DIRECTIONS FOR THIS TASK: An exact copy of the entries below is the expected answer.

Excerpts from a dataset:
###
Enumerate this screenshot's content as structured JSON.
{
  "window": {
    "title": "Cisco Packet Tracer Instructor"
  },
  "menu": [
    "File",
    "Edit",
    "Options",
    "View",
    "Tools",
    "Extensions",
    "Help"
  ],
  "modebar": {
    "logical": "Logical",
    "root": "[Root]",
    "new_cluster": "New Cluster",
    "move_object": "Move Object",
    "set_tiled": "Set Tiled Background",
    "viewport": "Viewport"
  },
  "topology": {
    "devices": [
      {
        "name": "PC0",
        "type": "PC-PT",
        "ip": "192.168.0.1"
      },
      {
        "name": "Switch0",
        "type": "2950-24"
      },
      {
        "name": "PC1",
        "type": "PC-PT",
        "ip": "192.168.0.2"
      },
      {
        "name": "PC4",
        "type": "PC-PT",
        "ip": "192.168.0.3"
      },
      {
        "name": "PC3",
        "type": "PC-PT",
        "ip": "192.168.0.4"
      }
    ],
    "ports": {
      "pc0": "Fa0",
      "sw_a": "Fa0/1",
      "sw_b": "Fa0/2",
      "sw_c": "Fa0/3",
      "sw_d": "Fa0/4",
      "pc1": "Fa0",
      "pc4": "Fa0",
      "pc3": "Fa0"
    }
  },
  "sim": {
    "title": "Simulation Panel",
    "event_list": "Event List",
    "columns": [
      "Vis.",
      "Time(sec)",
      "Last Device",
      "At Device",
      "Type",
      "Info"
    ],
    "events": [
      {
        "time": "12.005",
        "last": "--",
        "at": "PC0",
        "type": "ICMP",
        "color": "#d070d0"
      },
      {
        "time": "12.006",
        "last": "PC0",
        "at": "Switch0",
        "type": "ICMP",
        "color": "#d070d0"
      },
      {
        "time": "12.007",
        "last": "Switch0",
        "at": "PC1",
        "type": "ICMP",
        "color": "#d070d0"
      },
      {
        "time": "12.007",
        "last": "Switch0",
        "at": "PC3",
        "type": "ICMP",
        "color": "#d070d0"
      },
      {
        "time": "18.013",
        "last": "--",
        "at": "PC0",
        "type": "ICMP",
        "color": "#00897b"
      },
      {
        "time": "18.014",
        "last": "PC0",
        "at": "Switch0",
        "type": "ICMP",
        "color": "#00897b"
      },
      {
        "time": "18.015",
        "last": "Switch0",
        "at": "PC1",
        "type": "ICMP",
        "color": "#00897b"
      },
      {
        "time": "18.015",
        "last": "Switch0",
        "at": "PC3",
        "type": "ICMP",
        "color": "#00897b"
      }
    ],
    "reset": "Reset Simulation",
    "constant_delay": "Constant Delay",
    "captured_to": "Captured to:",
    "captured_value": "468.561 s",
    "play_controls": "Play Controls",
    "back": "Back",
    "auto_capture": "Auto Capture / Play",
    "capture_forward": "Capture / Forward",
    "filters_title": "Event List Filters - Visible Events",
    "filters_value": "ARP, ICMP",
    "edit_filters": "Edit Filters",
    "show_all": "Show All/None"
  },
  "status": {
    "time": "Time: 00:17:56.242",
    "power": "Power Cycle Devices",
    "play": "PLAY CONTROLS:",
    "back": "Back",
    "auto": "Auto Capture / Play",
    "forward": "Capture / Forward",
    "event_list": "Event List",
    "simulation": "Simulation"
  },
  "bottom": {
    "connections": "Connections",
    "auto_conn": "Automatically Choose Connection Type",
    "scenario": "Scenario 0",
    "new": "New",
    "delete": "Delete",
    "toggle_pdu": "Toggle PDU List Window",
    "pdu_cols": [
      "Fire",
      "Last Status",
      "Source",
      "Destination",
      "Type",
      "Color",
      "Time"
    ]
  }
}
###
RESPONSE TO THE TASK:
Enumerate this screenshot's content as structured JSON.
{
  "window": {
    "title": "Cisco Packet Tracer Instructor"
  },
  "menu": [
    "File",
    "Edit",
    "Options",
    "View",
    "Tools",
    "Extensions",
    "Help"
  ],
  "modebar": {
    "logical": "Logical",
    "root": "[Root]",
    "new_cluster": "New Cluster",
    "move_object": "Move Object",
    "set_tiled": "Set Tiled Background",
    "viewport": "Viewport"
  },
  "topology": {
    "devices": [
      {
        "name": "PC0",
        "type": "PC-PT",
        "ip": "192.168.0.1"
      },
      {
        "name": "Switch0",
        "type": "2950-24"
      },
      {
        "name": "PC1",
        "type": "PC-PT",
        "ip": "192.168.0.2"
      },
      {
        "name": "PC4",
        "type": "PC-PT",
        "ip": "192.168.0.3"
      },
      {
        "name": "PC3",
        "type": "PC-PT",
        "ip": "192.168.0.4"
      }
    ],
    "ports": {
      "pc0": "Fa0",
      "sw_a": "Fa0/1",
      "sw_b": "Fa0/2",
      "sw_c": "Fa0/3",
      "sw_d": "Fa0/4",
      "pc1": "Fa0",
      "pc4": "Fa0",
      "pc3": "Fa0"
    }
  },
  "sim": {
    "title": "Simulation Panel",
    "event_list": "Event List",
    "columns": [
      "Vis.",
      "Time(sec)",
      "Last Device",
      "At Device",
      "Type",
      "Info"
    ],
    "events": [
      {
        "time": "12.005",
        "last": "--",
        "at": "PC0",
        "type": "ICMP",
        "color": "#d070d0"
      },
      {
        "time": "12.006",
        "last": "PC0",
        "at": "Switch0",
        "type": "ICMP",
        "color": "#d070d0"
      },
      {
        "time": "12.007",
        "last": "Switch0",
        "at": "PC1",
        "type": "ICMP",
        "color": "#d070d0"
      },
      {
        "time": "12.007",
        "last": "Switch0",
        "at": "PC3",
        "type": "ICMP",
        "color": "#d070d0"
      },
      {
        "time": "18.013",
        "last": "--",
        "at": "PC0",
        "type": "ICMP",
        "color": "#00897b"
      },
      {
        "time": "18.014",
        "last": "PC0",
        "at": "Switch0",
        "type": "ICMP",
        "color": "#00897b"
      },
      {
        "time": "18.015",
        "last": "Switch0",
        "at": "PC1",
        "type": "ICMP",
        "color": "#00897b"
      },
      {
        "time": "18.015",
        "last": "Switch0",
        "at": "PC3",
        "type": "ICMP",
        "color": "#00897b"
      }
    ],
    "reset": "Reset Simulation",
    "constant_delay": "Constant Delay",
    "captured_to": "Captured to:",
    "captured_value": "468.561 s",
    "play_controls": "Play Controls",
    "back": "Back",
    "auto_capture": "Auto Capture / Play",
    "capture_forward": "Capture / Forward",
    "filters_title": "Event List Filters - Visible Events",
    "filters_value": "ARP, ICMP",
    "edit_filters": "Edit Filters",
    "show_all": "Show All/None"
  },
  "status": {
    "time": "Time: 00:17:56.242",
    "power": "Power Cycle Devices",
    "play": "PLAY CONTROLS:",
    "back": "Back",
    "auto": "Auto Capture / Play",
    "forward": "Capture / Forward",
    "event_list": "Event List",
    "simulation": "Simulation"
  },
  "bottom": {
    "connections": "Connections",
    "auto_conn": "Automatically Choose Connection Type",
    "scenario": "Scenario 0",
    "new": "New",
    "delete": "Delete",
    "toggle_pdu": "Toggle PDU List Window",
    "pdu_cols": [
      "Fire",
      "Last Status",
      "Source",
      "Destination",
      "Type",
      "Color",
      "Time"
    ]
  }
}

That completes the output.